### Task statement
Show every line from the data below that includes "name".

### Page and application data records

=== Section Start ===

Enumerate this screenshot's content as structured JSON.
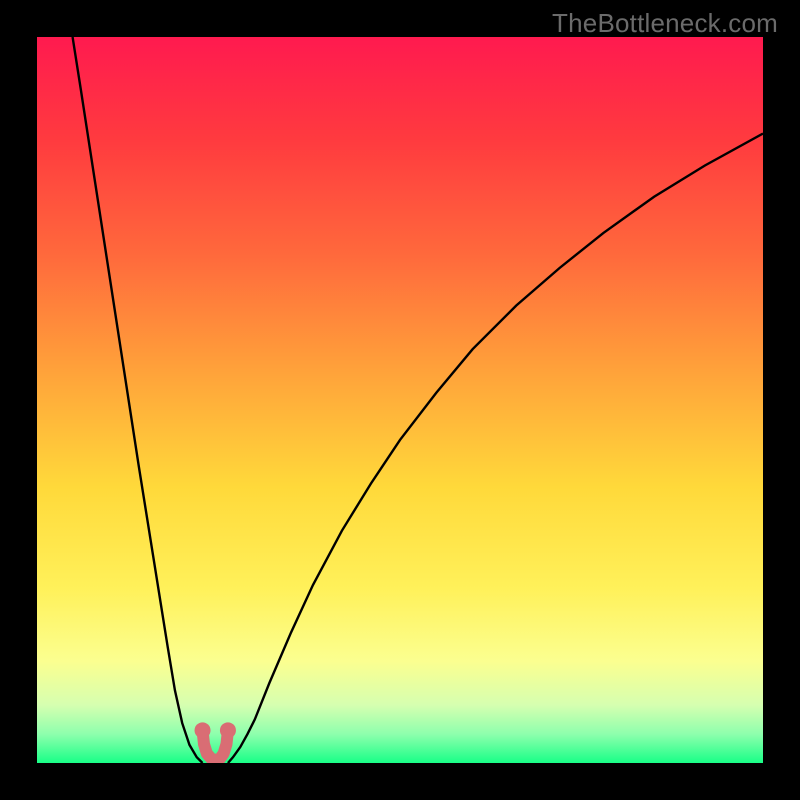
{
  "watermark": "TheBottleneck.com",
  "colors": {
    "frame": "#000000",
    "curve": "#000000",
    "marker_fill": "#d96d74",
    "marker_stroke": "#d96d74",
    "gradient_stops": [
      {
        "offset": 0.0,
        "color": "#ff1a4f"
      },
      {
        "offset": 0.14,
        "color": "#ff3a3f"
      },
      {
        "offset": 0.3,
        "color": "#ff693c"
      },
      {
        "offset": 0.46,
        "color": "#ffa23a"
      },
      {
        "offset": 0.62,
        "color": "#ffd93a"
      },
      {
        "offset": 0.76,
        "color": "#fff15a"
      },
      {
        "offset": 0.86,
        "color": "#fbff90"
      },
      {
        "offset": 0.92,
        "color": "#d6ffb0"
      },
      {
        "offset": 0.96,
        "color": "#8effad"
      },
      {
        "offset": 1.0,
        "color": "#19ff87"
      }
    ]
  },
  "chart_data": {
    "type": "line",
    "title": "",
    "xlabel": "",
    "ylabel": "",
    "xlim": [
      0,
      100
    ],
    "ylim": [
      0,
      100
    ],
    "series": [
      {
        "name": "left-branch",
        "x": [
          4.9,
          6,
          8,
          10,
          12,
          14,
          16,
          18,
          19,
          20,
          21,
          22,
          22.8
        ],
        "y": [
          100,
          93,
          80,
          67,
          54,
          41,
          28.5,
          16,
          10,
          5.5,
          2.5,
          0.8,
          0
        ]
      },
      {
        "name": "right-branch",
        "x": [
          26.3,
          27,
          28,
          29,
          30,
          32,
          35,
          38,
          42,
          46,
          50,
          55,
          60,
          66,
          72,
          78,
          85,
          92,
          100
        ],
        "y": [
          0,
          0.8,
          2.2,
          4,
          6,
          11,
          18,
          24.5,
          32,
          38.5,
          44.5,
          51,
          57,
          63,
          68.2,
          73,
          78,
          82.3,
          86.7
        ]
      }
    ],
    "bottom_segment": {
      "name": "valley-markers",
      "points": [
        {
          "x": 22.8,
          "y": 4.5
        },
        {
          "x": 23.0,
          "y": 2.6
        },
        {
          "x": 23.4,
          "y": 1.3
        },
        {
          "x": 24.0,
          "y": 0.6
        },
        {
          "x": 24.6,
          "y": 0.4
        },
        {
          "x": 25.2,
          "y": 0.6
        },
        {
          "x": 25.7,
          "y": 1.3
        },
        {
          "x": 26.1,
          "y": 2.6
        },
        {
          "x": 26.3,
          "y": 4.5
        }
      ]
    }
  }
}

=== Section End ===

### Response for this exercise
        "name": "left-branch",
        "name": "right-branch",
      "name": "valley-markers",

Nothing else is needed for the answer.